In May 1759, during the naval operations in the Mediterranean, the ship was part of admiral Edward Boscawen's squadron who blockaded Toulon to prevent the French squadron from leaving without being detected and followed. At the beginning of July, Boscawen was compelled to go to Gibraltar for provisions and repairs. On August 4, Boscawen finally reached Gibraltar. On August 5, de la Clue set sail from Toulon to make a junction with de Conflans' fleet at Brest. On August 17, de la Clue's fleet (10 ships of the line, 2 50-gun ships and 3 frigates) passed the straits of Gibraltar where it was sighted by the Gibraltar (20). Alarmed, Boscawen set sail from Gibraltar to intercept de la Clue. On August 18, the ship took part to the victorious battle of Lagos. At 1:30 PM, the French began to fire at the headmost British ships as they came up. Since admiral Boscawen perceived that the French intended to make off as soon as the breeze should reach them, he naturally desired that the most advanced ships of his fleet should push on and attack the enemy's van, to stop their flight until his remaining ships could get up. He therefore ordered the America (60) and Guernsey (50) to make more sail. They got into action at about 2:30 PM. At daylight on August 19, only 4 French sail were to be seen. The British were about 5 km astern of them and about 24 km miles from Lagos. Once more the wind had almost died away. At about 9:00 AM, the Océan (80) ran among the breakers and the 3 other ships anchored under the Portuguese batteries. Boscawen thereupon sent the Intrepid (64) and America (60) to destroy the Océan (80) which, in taking the ground, had carried away all her masts. The captain of the Intrepid (64) had anchored and he failed to carry out the order. However, captain Kirke, taking in the America (60) very close, discharged a few guns into the enemy at point-blank range and obliged her to strike. M. de la Clue, who had one leg broken and the other injured and who eventually died of his wounds at Lagos, had been landed about 30 minutes before. Captain Kirke took possession of the French flagship and having removed such officers and men as were found in her, he set her on fire, deeming it impossible to bring her off. As soon as his fleet had repaired damages, Boscawen returned to Great Britain, in accordance with his instructions, taking with him a large part of his squadron including the America (60). In November, as soon as it became known in Great Britain that the French had sailed from Brest, the excitement was great and every effort was made to meet the situation. Orders were issued for guarding all coastal areas where the French were likely to make a descent. Troops were everywhere put in motion for this purpose. Furthermore, all ships of war in harbour were ordered out. The ship was part of rear-admiral Francis Geary's squadron detached to reinforce Hawke's fleet. However, Geary's reinforcements arrived too late to take part in the decisive battle of Quiberon.

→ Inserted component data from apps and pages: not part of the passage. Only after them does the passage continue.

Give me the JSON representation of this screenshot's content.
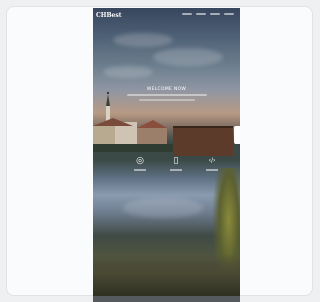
{
  "site": {
    "logo": "CHBest",
    "nav_links": [
      "",
      "",
      "",
      ""
    ]
  },
  "hero": {
    "title": "WELCOME NOW"
  },
  "features": [
    {
      "icon": "globe-icon",
      "symbol": "◎"
    },
    {
      "icon": "mobile-icon",
      "symbol": "▯"
    },
    {
      "icon": "code-icon",
      "symbol": "‹/›"
    }
  ],
  "colors": {
    "card_background": "#fafbfc",
    "page_background": "#eef0f2",
    "bridge_roof": "#5c3b2a"
  }
}
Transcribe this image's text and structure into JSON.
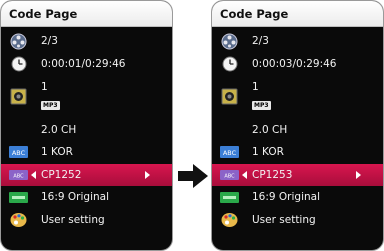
{
  "left": {
    "title": "Code Page",
    "title_text": "2/3",
    "time": "0:00:01/0:29:46",
    "audio_track": "1",
    "audio_format": "MP3",
    "audio_channels": "2.0 CH",
    "subtitle_language": "1 KOR",
    "code_page": "CP1252",
    "aspect": "16:9 Original",
    "picture_mode": "User setting"
  },
  "right": {
    "title": "Code Page",
    "title_text": "2/3",
    "time": "0:00:03/0:29:46",
    "audio_track": "1",
    "audio_format": "MP3",
    "audio_channels": "2.0 CH",
    "subtitle_language": "1 KOR",
    "code_page": "CP1253",
    "aspect": "16:9 Original",
    "picture_mode": "User setting"
  },
  "icons": {
    "abc_label": "ABC",
    "abc_small_label": "ABC"
  },
  "colors": {
    "selected": "#c0124a",
    "panel_bg": "#0a0a0a"
  }
}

To do: campaigns from 1760 to 1763
Anonymous, A Complete History of the Present War, from its Commencement in 1756, to the End of the Campaign, 1760, London, 1761, pp. 227-232
Blasco, Manuel, British 4th Rates, 3 Decks Wiki
Phillips, M., Ships of the Old Navy (a great website which seems to have disappeared from the web)
N.B.: the section Service during the War is mostly derived from our articles depicting the various campaigns, battles and sieges.